The closest images ever taken of the Sun have revealed a never-before-seen stellar phenomenon. Dubbed “campfires,” these bright spots could solve a longstanding mystery about the Sun’s scorching outer layers.
The Solar Orbiter project hasn’t officially entered into the science phase of its mission, yet it’s already producing some mind-bending results.
The probe, a collaboration between the European Space Agency and NASA, took images of the Sun during its inaugural close orbital approach, or perihelion, which happened in June. Mission controllers with the Solar Orbiter project are currently testing the machine’s 10 onboard instruments, and the spacecraft, which launched on February 10, 2020, is expected to enter into the science phase of the mission this coming fall.
The new images, taken at a distance of 77 million kilometres from the Sun, are now the nearest ever taken of our host star (this distance can also be written as 0.515 AU, or approximately halfway between Earth and the Sun). These unprecedented views of the Sun are amazing on this merit alone, but as ESA announced earlier today, Solar Orbiter’s first photos are uncovering a previously unknown stellar phenomenon that project scientists are calling “campfires.”

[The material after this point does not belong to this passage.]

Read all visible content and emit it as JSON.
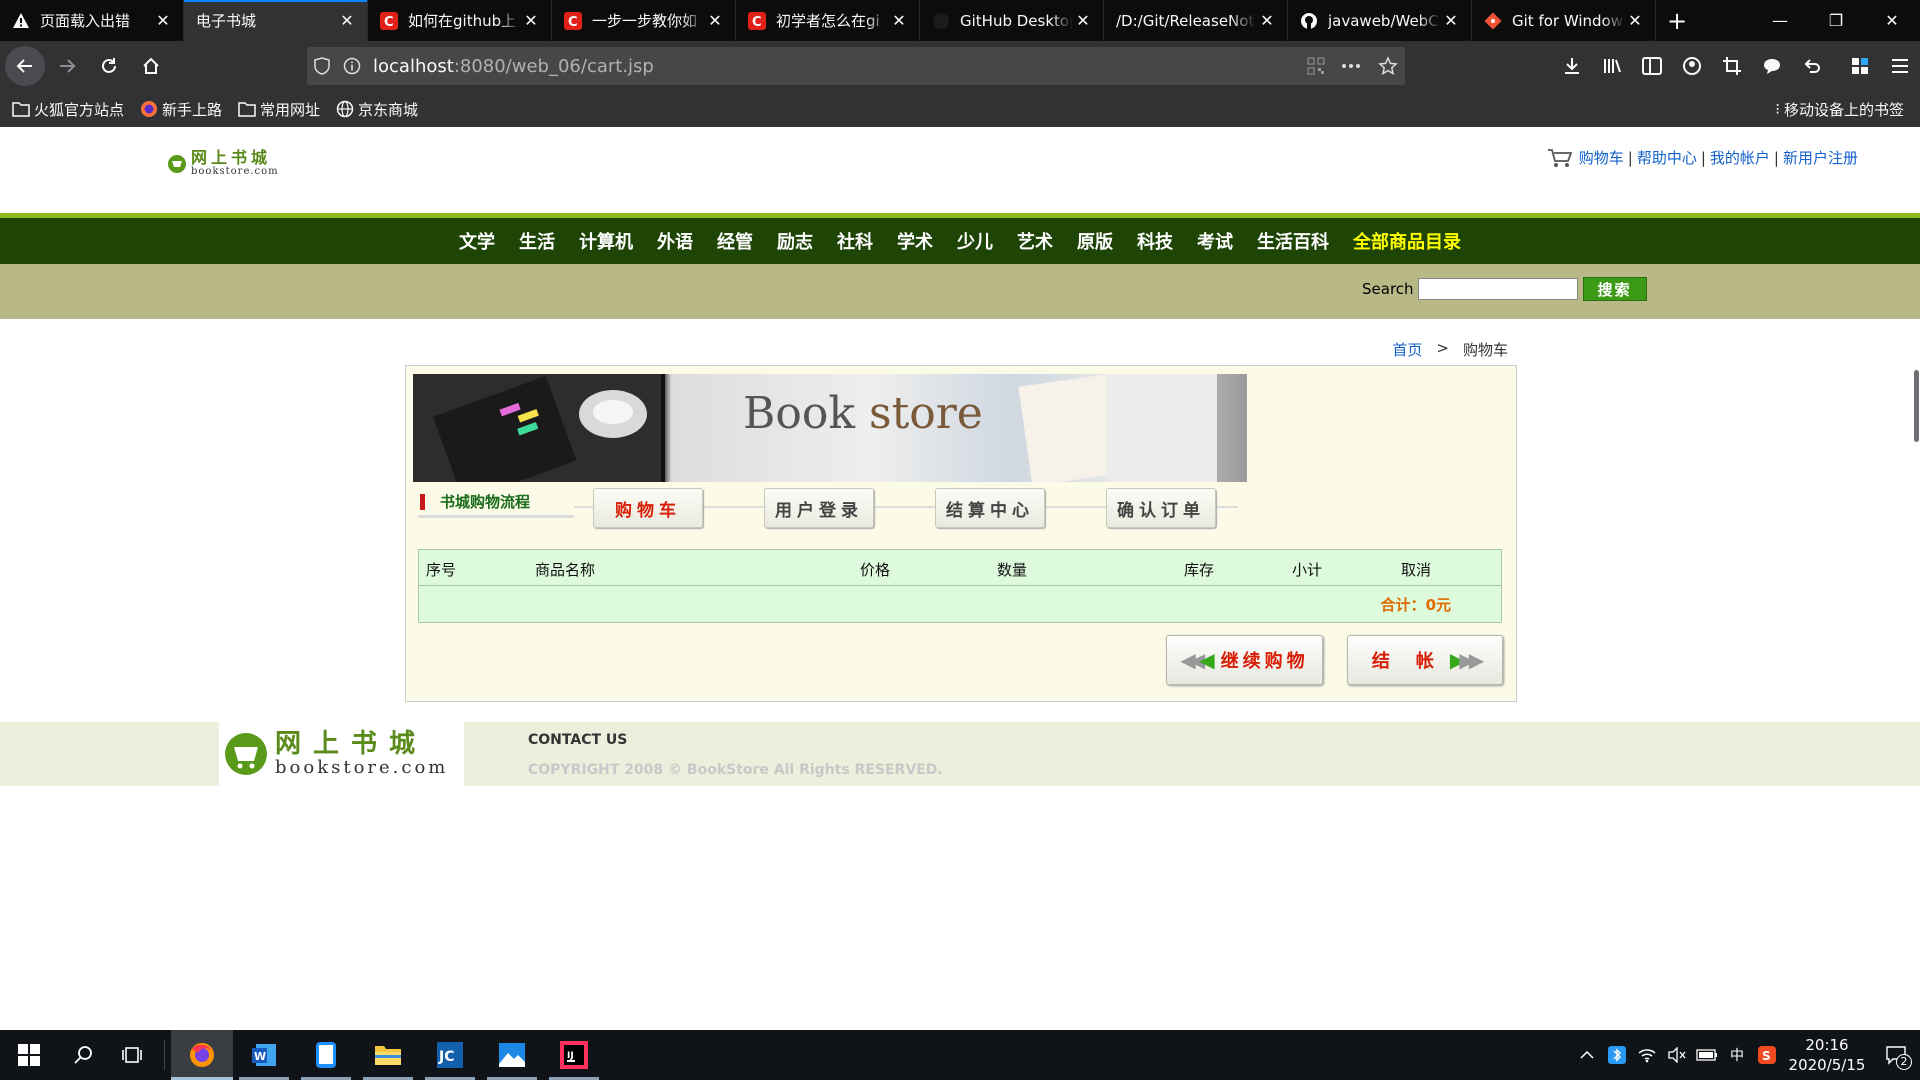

The bright spots, roughly the size of a European country, were captured by the spacecraft’s Extreme Ultraviolet Imager (EUI), which can scan the Sun’s outer atmosphere, known as the corona. These features, which appear at surprising regularity across the Sun’s surface, were not observable before, neither from Earth-based nor space-based telescopes.

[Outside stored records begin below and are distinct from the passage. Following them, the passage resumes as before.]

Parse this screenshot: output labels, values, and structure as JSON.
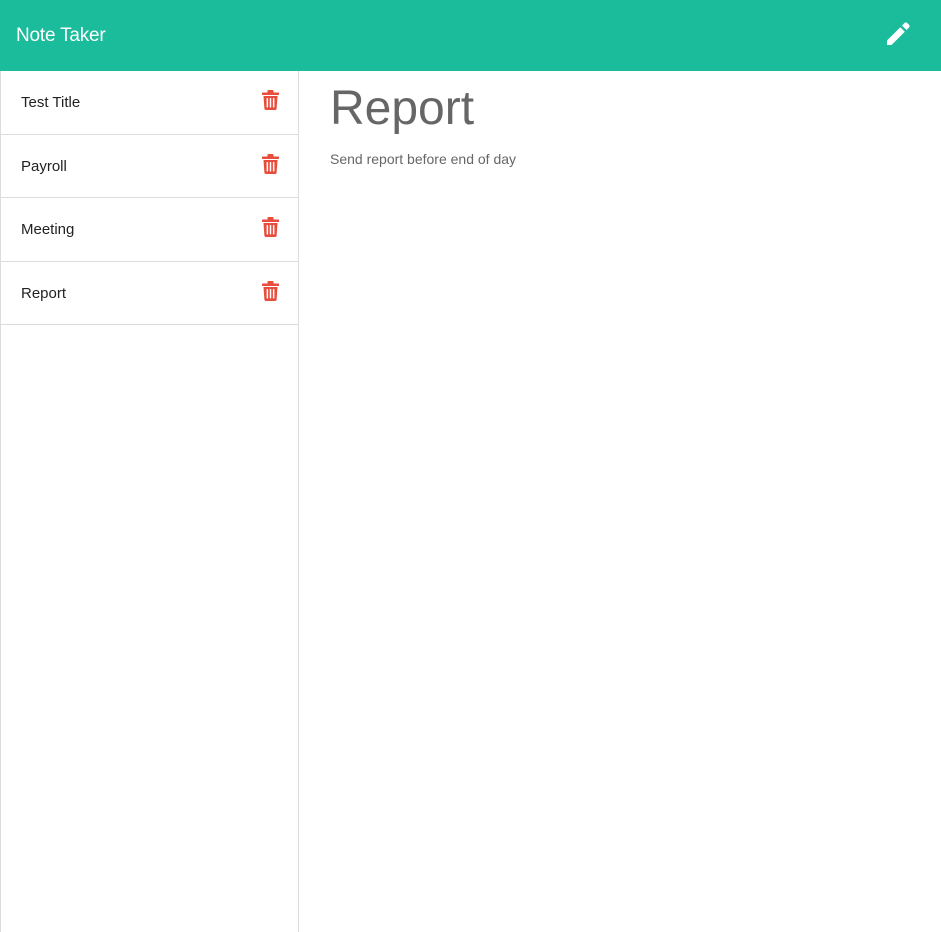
{
  "app": {
    "title": "Note Taker",
    "accent_color": "#1abc9c",
    "delete_color": "#e74c3c"
  },
  "header": {
    "new_note_icon": "pencil-icon"
  },
  "sidebar": {
    "notes": [
      {
        "title": "Test Title",
        "icon": "trash-icon"
      },
      {
        "title": "Payroll",
        "icon": "trash-icon"
      },
      {
        "title": "Meeting",
        "icon": "trash-icon"
      },
      {
        "title": "Report",
        "icon": "trash-icon"
      }
    ]
  },
  "main": {
    "note_title": "Report",
    "note_text": "Send report before end of day"
  }
}
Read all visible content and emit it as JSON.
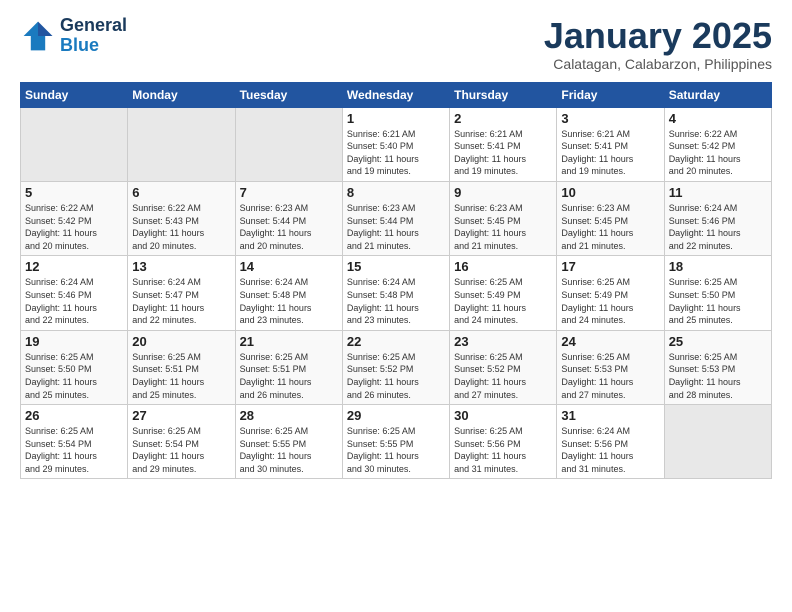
{
  "header": {
    "logo_line1": "General",
    "logo_line2": "Blue",
    "month_title": "January 2025",
    "location": "Calatagan, Calabarzon, Philippines"
  },
  "weekdays": [
    "Sunday",
    "Monday",
    "Tuesday",
    "Wednesday",
    "Thursday",
    "Friday",
    "Saturday"
  ],
  "weeks": [
    [
      {
        "day": "",
        "info": ""
      },
      {
        "day": "",
        "info": ""
      },
      {
        "day": "",
        "info": ""
      },
      {
        "day": "1",
        "info": "Sunrise: 6:21 AM\nSunset: 5:40 PM\nDaylight: 11 hours\nand 19 minutes."
      },
      {
        "day": "2",
        "info": "Sunrise: 6:21 AM\nSunset: 5:41 PM\nDaylight: 11 hours\nand 19 minutes."
      },
      {
        "day": "3",
        "info": "Sunrise: 6:21 AM\nSunset: 5:41 PM\nDaylight: 11 hours\nand 19 minutes."
      },
      {
        "day": "4",
        "info": "Sunrise: 6:22 AM\nSunset: 5:42 PM\nDaylight: 11 hours\nand 20 minutes."
      }
    ],
    [
      {
        "day": "5",
        "info": "Sunrise: 6:22 AM\nSunset: 5:42 PM\nDaylight: 11 hours\nand 20 minutes."
      },
      {
        "day": "6",
        "info": "Sunrise: 6:22 AM\nSunset: 5:43 PM\nDaylight: 11 hours\nand 20 minutes."
      },
      {
        "day": "7",
        "info": "Sunrise: 6:23 AM\nSunset: 5:44 PM\nDaylight: 11 hours\nand 20 minutes."
      },
      {
        "day": "8",
        "info": "Sunrise: 6:23 AM\nSunset: 5:44 PM\nDaylight: 11 hours\nand 21 minutes."
      },
      {
        "day": "9",
        "info": "Sunrise: 6:23 AM\nSunset: 5:45 PM\nDaylight: 11 hours\nand 21 minutes."
      },
      {
        "day": "10",
        "info": "Sunrise: 6:23 AM\nSunset: 5:45 PM\nDaylight: 11 hours\nand 21 minutes."
      },
      {
        "day": "11",
        "info": "Sunrise: 6:24 AM\nSunset: 5:46 PM\nDaylight: 11 hours\nand 22 minutes."
      }
    ],
    [
      {
        "day": "12",
        "info": "Sunrise: 6:24 AM\nSunset: 5:46 PM\nDaylight: 11 hours\nand 22 minutes."
      },
      {
        "day": "13",
        "info": "Sunrise: 6:24 AM\nSunset: 5:47 PM\nDaylight: 11 hours\nand 22 minutes."
      },
      {
        "day": "14",
        "info": "Sunrise: 6:24 AM\nSunset: 5:48 PM\nDaylight: 11 hours\nand 23 minutes."
      },
      {
        "day": "15",
        "info": "Sunrise: 6:24 AM\nSunset: 5:48 PM\nDaylight: 11 hours\nand 23 minutes."
      },
      {
        "day": "16",
        "info": "Sunrise: 6:25 AM\nSunset: 5:49 PM\nDaylight: 11 hours\nand 24 minutes."
      },
      {
        "day": "17",
        "info": "Sunrise: 6:25 AM\nSunset: 5:49 PM\nDaylight: 11 hours\nand 24 minutes."
      },
      {
        "day": "18",
        "info": "Sunrise: 6:25 AM\nSunset: 5:50 PM\nDaylight: 11 hours\nand 25 minutes."
      }
    ],
    [
      {
        "day": "19",
        "info": "Sunrise: 6:25 AM\nSunset: 5:50 PM\nDaylight: 11 hours\nand 25 minutes."
      },
      {
        "day": "20",
        "info": "Sunrise: 6:25 AM\nSunset: 5:51 PM\nDaylight: 11 hours\nand 25 minutes."
      },
      {
        "day": "21",
        "info": "Sunrise: 6:25 AM\nSunset: 5:51 PM\nDaylight: 11 hours\nand 26 minutes."
      },
      {
        "day": "22",
        "info": "Sunrise: 6:25 AM\nSunset: 5:52 PM\nDaylight: 11 hours\nand 26 minutes."
      },
      {
        "day": "23",
        "info": "Sunrise: 6:25 AM\nSunset: 5:52 PM\nDaylight: 11 hours\nand 27 minutes."
      },
      {
        "day": "24",
        "info": "Sunrise: 6:25 AM\nSunset: 5:53 PM\nDaylight: 11 hours\nand 27 minutes."
      },
      {
        "day": "25",
        "info": "Sunrise: 6:25 AM\nSunset: 5:53 PM\nDaylight: 11 hours\nand 28 minutes."
      }
    ],
    [
      {
        "day": "26",
        "info": "Sunrise: 6:25 AM\nSunset: 5:54 PM\nDaylight: 11 hours\nand 29 minutes."
      },
      {
        "day": "27",
        "info": "Sunrise: 6:25 AM\nSunset: 5:54 PM\nDaylight: 11 hours\nand 29 minutes."
      },
      {
        "day": "28",
        "info": "Sunrise: 6:25 AM\nSunset: 5:55 PM\nDaylight: 11 hours\nand 30 minutes."
      },
      {
        "day": "29",
        "info": "Sunrise: 6:25 AM\nSunset: 5:55 PM\nDaylight: 11 hours\nand 30 minutes."
      },
      {
        "day": "30",
        "info": "Sunrise: 6:25 AM\nSunset: 5:56 PM\nDaylight: 11 hours\nand 31 minutes."
      },
      {
        "day": "31",
        "info": "Sunrise: 6:24 AM\nSunset: 5:56 PM\nDaylight: 11 hours\nand 31 minutes."
      },
      {
        "day": "",
        "info": ""
      }
    ]
  ]
}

“The campfires are little relatives of the solar flares that we can observe from Earth, million or billion times smaller,” explained David Berghmans, principal investigator of the EUI instrument, in an ESA press release. “The Sun might look quiet at the first glance, but when we look in detail, we can see those miniature flares everywhere we look.”
“We didn’t really expect such great results right from the start,” Daniel Müller, ESA’s Solar Orbiter Project Scientist, also said in the press release. “We can also see how our ten scientific instruments complement each other, providing a holistic picture of the Sun and the surrounding environment.”
Stellar scientists aren’t entirely sure what these campfires are, as they could be pint-sized versions of larger solar flares or something else entirely. That said, their discovery could explain a poorly understood stellar phenomenon known as coronal heating.
For reasons that aren’t entirely clear, the solar corona is considerably hotter than the surface of the Sun, with temperatures more than 200 to 500 times hotter than the layers below.
The campfires are a surprisingly ubiquitous feature of the Sun’s near-surface, so while a single mini-flare doesn’t do a hell of a whole lot, the collective actions of these features could represent the “dominant contribution to the heating of the solar corona,” according to Frédéric Auchère from the Institute for Space Astrophysics in France, and a co-principal investigator of EUI.
During an ESA press conference today, Müller said the cause of the campfires is still unknown, but he suspects they’re related to the Sun’s magnetic field. Regions in which the flares appear are under pressure and eventually tear, releasing energies which we see as the campfires.
Obviously, we still have lots to learn about these newly discovered features, but this is just the beginning. Solar Orbiter will get even closer to the Sun over the next two years, including a close approach that will take it to within 26 million miles (42 million km) from the star. In addition, the probe will eventually enter into a tilted orbit, allowing for our very first views of the Sun’s polar regions.
These new images complement snapshots of the Sun taken by other projects. NASA’s Solar Dynamics Observatory also takes high-resolution images of the Sun but from farther away. Earlier this year, a telescope in Hawai’i revealed to us a truly incredible video of the solar surface.
As for the Parker Solar Probe — a NASA spacecraft that will get closer to the Sun than any probe before it — it’s not equipped with any cameras, so unfortunately we won’t get to see its surely glorious view of our star. As Solar Orbiter project scientist Holly Gilbert explained at the ESA press conference, the probe will eventually reach the limit in which cameras can work, as “the environment gets too harsh closer than that.”
It’s early days for the Solar Orbiter, but this mission is turning out to be pretty awesome.